_Exercise data:_
◇ ◇ ◇

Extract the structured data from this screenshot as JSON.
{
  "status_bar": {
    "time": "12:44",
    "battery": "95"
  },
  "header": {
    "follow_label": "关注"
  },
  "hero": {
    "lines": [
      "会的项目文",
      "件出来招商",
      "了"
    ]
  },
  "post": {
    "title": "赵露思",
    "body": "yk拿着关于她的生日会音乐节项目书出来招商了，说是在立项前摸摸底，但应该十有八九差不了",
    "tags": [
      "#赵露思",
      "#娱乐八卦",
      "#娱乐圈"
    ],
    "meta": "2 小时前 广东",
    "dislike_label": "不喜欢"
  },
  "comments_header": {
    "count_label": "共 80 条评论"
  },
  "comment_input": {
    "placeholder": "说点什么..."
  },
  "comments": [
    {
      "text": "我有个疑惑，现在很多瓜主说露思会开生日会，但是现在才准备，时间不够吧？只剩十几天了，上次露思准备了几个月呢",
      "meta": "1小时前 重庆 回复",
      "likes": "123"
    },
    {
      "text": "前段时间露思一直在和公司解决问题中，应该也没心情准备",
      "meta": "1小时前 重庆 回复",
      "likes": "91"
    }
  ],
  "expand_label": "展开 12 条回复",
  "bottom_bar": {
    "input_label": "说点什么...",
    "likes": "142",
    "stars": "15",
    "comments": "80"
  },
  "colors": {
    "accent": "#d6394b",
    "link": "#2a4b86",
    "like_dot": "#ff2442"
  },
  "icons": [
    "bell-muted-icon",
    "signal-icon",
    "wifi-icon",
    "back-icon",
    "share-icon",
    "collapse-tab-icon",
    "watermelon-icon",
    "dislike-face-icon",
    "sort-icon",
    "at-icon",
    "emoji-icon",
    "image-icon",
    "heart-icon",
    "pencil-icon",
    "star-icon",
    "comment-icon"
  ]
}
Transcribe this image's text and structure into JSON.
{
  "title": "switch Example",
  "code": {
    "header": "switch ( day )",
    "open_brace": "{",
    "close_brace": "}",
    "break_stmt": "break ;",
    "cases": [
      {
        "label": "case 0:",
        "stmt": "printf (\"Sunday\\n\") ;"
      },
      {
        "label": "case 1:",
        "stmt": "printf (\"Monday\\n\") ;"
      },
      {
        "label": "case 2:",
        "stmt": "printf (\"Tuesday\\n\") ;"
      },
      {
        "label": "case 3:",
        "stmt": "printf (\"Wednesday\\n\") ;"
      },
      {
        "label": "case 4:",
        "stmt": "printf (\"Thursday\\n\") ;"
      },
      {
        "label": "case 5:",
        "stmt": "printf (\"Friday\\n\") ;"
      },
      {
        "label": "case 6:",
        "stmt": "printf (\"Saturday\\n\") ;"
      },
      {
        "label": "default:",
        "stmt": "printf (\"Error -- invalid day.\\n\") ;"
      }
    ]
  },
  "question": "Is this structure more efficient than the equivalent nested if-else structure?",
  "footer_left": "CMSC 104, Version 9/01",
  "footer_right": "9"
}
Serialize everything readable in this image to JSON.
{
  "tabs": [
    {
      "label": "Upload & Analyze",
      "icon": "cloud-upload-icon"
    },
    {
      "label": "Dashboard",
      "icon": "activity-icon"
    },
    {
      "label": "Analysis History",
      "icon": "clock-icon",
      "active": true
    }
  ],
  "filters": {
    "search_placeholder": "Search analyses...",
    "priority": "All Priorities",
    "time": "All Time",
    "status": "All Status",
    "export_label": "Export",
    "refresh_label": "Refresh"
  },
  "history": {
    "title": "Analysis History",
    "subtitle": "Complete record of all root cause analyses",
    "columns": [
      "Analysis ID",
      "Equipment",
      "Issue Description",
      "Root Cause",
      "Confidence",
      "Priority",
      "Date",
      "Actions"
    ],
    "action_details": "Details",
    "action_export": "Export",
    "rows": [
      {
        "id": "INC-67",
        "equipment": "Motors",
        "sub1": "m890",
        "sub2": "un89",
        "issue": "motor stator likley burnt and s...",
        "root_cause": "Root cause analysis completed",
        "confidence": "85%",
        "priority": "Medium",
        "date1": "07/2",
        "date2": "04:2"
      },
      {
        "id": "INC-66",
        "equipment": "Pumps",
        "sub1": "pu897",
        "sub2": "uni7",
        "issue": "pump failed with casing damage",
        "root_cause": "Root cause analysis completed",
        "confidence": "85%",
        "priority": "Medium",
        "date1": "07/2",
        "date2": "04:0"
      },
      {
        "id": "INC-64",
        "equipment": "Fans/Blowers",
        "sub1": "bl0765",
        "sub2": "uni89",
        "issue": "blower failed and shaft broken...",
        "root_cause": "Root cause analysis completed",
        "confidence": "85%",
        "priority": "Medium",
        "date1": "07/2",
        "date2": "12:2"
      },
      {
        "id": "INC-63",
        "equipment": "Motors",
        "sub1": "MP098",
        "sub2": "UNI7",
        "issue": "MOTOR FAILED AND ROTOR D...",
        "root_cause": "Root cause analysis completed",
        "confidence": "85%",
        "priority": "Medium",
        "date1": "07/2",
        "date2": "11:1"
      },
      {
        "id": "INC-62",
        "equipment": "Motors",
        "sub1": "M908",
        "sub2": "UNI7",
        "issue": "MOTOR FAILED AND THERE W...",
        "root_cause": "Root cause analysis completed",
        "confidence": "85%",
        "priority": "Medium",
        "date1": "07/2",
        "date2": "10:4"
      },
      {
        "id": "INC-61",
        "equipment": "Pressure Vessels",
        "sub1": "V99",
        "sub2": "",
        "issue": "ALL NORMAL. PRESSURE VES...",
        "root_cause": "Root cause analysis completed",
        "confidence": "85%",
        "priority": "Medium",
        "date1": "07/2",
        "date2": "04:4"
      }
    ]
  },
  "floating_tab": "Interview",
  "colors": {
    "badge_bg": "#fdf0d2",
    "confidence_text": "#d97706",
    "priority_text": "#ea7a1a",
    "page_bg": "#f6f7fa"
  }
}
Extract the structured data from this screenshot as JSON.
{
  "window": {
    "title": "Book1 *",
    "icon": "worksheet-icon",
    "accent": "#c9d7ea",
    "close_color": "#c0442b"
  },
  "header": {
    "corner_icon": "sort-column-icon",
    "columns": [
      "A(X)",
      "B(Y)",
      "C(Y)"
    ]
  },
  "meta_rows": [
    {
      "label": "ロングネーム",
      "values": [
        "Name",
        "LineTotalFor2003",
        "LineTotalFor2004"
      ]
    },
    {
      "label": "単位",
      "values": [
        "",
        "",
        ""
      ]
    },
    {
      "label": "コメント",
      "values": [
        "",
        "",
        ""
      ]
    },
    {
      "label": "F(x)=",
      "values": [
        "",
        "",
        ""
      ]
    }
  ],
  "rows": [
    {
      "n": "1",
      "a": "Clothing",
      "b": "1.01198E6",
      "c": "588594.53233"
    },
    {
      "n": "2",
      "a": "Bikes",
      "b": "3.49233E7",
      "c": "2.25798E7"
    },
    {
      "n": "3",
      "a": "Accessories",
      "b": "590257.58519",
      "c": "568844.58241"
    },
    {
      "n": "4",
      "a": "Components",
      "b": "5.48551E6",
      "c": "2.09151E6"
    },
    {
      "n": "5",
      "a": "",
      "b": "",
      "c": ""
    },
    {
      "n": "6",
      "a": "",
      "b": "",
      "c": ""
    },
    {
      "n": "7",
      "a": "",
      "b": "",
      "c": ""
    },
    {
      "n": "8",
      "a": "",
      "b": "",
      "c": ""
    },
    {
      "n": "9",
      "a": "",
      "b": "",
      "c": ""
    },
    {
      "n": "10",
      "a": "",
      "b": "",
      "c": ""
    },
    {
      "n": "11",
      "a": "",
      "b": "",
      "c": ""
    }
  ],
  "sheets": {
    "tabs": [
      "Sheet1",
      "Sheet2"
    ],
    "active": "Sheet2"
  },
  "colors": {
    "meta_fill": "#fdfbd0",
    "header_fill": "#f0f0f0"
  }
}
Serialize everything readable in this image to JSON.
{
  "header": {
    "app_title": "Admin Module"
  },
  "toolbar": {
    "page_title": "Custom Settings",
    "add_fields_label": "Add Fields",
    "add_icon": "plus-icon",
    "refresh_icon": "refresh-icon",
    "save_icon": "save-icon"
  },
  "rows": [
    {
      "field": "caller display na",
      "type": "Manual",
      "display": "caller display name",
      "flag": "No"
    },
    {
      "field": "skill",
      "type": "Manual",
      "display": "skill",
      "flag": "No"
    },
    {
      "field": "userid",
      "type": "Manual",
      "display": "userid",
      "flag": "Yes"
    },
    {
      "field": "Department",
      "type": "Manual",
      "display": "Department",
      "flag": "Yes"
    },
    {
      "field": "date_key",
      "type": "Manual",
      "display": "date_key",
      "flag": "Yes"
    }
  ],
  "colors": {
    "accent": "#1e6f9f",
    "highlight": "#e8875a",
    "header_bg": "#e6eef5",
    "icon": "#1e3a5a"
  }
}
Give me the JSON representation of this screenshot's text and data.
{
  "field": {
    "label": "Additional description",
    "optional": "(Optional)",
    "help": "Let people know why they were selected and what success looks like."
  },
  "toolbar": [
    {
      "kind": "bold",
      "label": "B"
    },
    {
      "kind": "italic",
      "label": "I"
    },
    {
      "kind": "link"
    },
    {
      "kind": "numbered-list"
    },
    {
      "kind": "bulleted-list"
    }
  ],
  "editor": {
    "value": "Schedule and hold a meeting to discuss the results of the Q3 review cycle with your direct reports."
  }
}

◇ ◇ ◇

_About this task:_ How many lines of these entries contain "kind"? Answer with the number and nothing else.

_Answer to this exercise:_ 5